INFORMATION SUPPLIED:
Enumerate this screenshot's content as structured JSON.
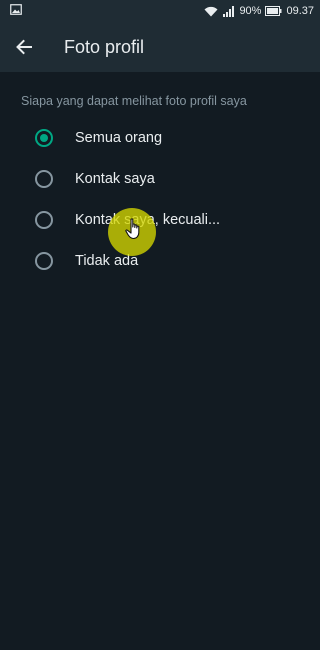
{
  "status_bar": {
    "battery": "90%",
    "time": "09.37",
    "icons": [
      "image-icon",
      "wifi-icon",
      "signal-icon",
      "battery-icon"
    ]
  },
  "app_bar": {
    "back_icon": "arrow-left-icon",
    "title": "Foto profil"
  },
  "section": {
    "label": "Siapa yang dapat melihat foto profil saya"
  },
  "options": [
    {
      "label": "Semua orang",
      "selected": true
    },
    {
      "label": "Kontak saya",
      "selected": false
    },
    {
      "label": "Kontak saya, kecuali...",
      "selected": false
    },
    {
      "label": "Tidak ada",
      "selected": false
    }
  ],
  "colors": {
    "background": "#121b22",
    "app_bar": "#1f2c34",
    "accent": "#00a884",
    "text_primary": "#e9edef",
    "text_secondary": "#8696a0",
    "touch_indicator": "#d4d600"
  }
}
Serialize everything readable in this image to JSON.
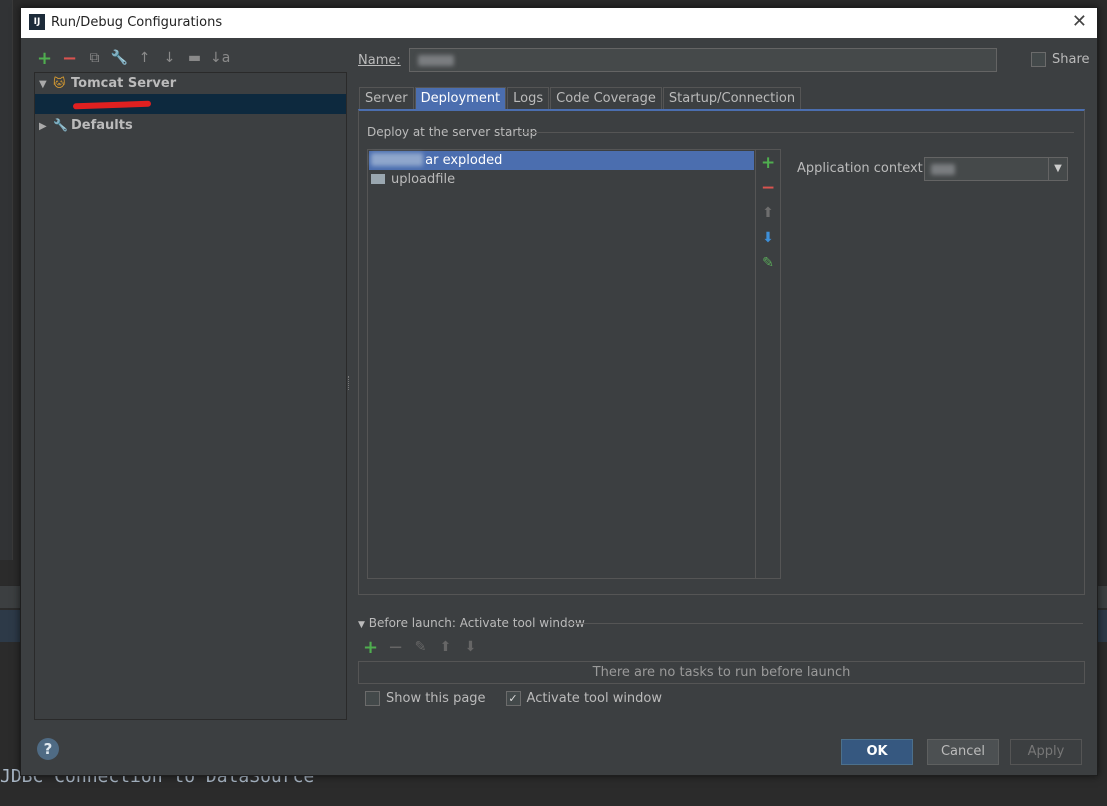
{
  "dialog": {
    "title": "Run/Debug Configurations",
    "app_icon": "IJ"
  },
  "background": {
    "code_line": "JDBC Connection to DataSource"
  },
  "left_panel": {
    "toolbar": [
      "+",
      "−",
      "⧉",
      "🔧",
      "↑",
      "↓",
      "▬",
      "↓a"
    ],
    "tree": [
      {
        "label": "Tomcat Server",
        "expanded": true
      },
      {
        "label": "Defaults",
        "expanded": false
      }
    ]
  },
  "name": {
    "label": "Name:",
    "value": ""
  },
  "share": {
    "label": "Share",
    "checked": false
  },
  "tabs": [
    "Server",
    "Deployment",
    "Logs",
    "Code Coverage",
    "Startup/Connection"
  ],
  "active_tab": "Deployment",
  "deployment": {
    "group_title": "Deploy at the server startup",
    "items": [
      {
        "label": "ar exploded",
        "selected": true
      },
      {
        "label": "uploadfile",
        "selected": false
      }
    ],
    "app_context_label": "Application context:",
    "app_context_value": ""
  },
  "before_launch": {
    "title": "Before launch: Activate tool window",
    "empty_text": "There are no tasks to run before launch"
  },
  "options": {
    "show_this_page": {
      "label": "Show this page",
      "checked": false
    },
    "activate_tool_window": {
      "label": "Activate tool window",
      "checked": true
    }
  },
  "buttons": {
    "help": "?",
    "ok": "OK",
    "cancel": "Cancel",
    "apply": "Apply"
  },
  "colors": {
    "accent": "#4b6eaf",
    "ok_button": "#365880",
    "add_green": "#4fae4f",
    "remove_red": "#d9534f"
  }
}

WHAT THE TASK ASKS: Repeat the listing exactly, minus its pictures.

TASK ANSWER:
Enumerate this screenshot's content as structured JSON.
{
  "status_bar": {
    "battery": "90%",
    "time": "09.37",
    "icons": [
      "image-icon",
      "wifi-icon",
      "signal-icon",
      "battery-icon"
    ]
  },
  "app_bar": {
    "back_icon": "arrow-left-icon",
    "title": "Foto profil"
  },
  "section": {
    "label": "Siapa yang dapat melihat foto profil saya"
  },
  "options": [
    {
      "label": "Semua orang",
      "selected": true
    },
    {
      "label": "Kontak saya",
      "selected": false
    },
    {
      "label": "Kontak saya, kecuali...",
      "selected": false
    },
    {
      "label": "Tidak ada",
      "selected": false
    }
  ],
  "colors": {
    "background": "#121b22",
    "app_bar": "#1f2c34",
    "accent": "#00a884",
    "text_primary": "#e9edef",
    "text_secondary": "#8696a0",
    "touch_indicator": "#d4d600"
  }
}
Serialize everything readable in this image to JSON.
{
  "dialog": {
    "title": "Run/Debug Configurations",
    "app_icon": "IJ"
  },
  "background": {
    "code_line": "JDBC Connection to DataSource"
  },
  "left_panel": {
    "toolbar": [
      "+",
      "−",
      "⧉",
      "🔧",
      "↑",
      "↓",
      "▬",
      "↓a"
    ],
    "tree": [
      {
        "label": "Tomcat Server",
        "expanded": true
      },
      {
        "label": "Defaults",
        "expanded": false
      }
    ]
  },
  "name": {
    "label": "Name:",
    "value": ""
  },
  "share": {
    "label": "Share",
    "checked": false
  },
  "tabs": [
    "Server",
    "Deployment",
    "Logs",
    "Code Coverage",
    "Startup/Connection"
  ],
  "active_tab": "Deployment",
  "deployment": {
    "group_title": "Deploy at the server startup",
    "items": [
      {
        "label": "ar exploded",
        "selected": true
      },
      {
        "label": "uploadfile",
        "selected": false
      }
    ],
    "app_context_label": "Application context:",
    "app_context_value": ""
  },
  "before_launch": {
    "title": "Before launch: Activate tool window",
    "empty_text": "There are no tasks to run before launch"
  },
  "options": {
    "show_this_page": {
      "label": "Show this page",
      "checked": false
    },
    "activate_tool_window": {
      "label": "Activate tool window",
      "checked": true
    }
  },
  "buttons": {
    "help": "?",
    "ok": "OK",
    "cancel": "Cancel",
    "apply": "Apply"
  },
  "colors": {
    "accent": "#4b6eaf",
    "ok_button": "#365880",
    "add_green": "#4fae4f",
    "remove_red": "#d9534f"
  }
}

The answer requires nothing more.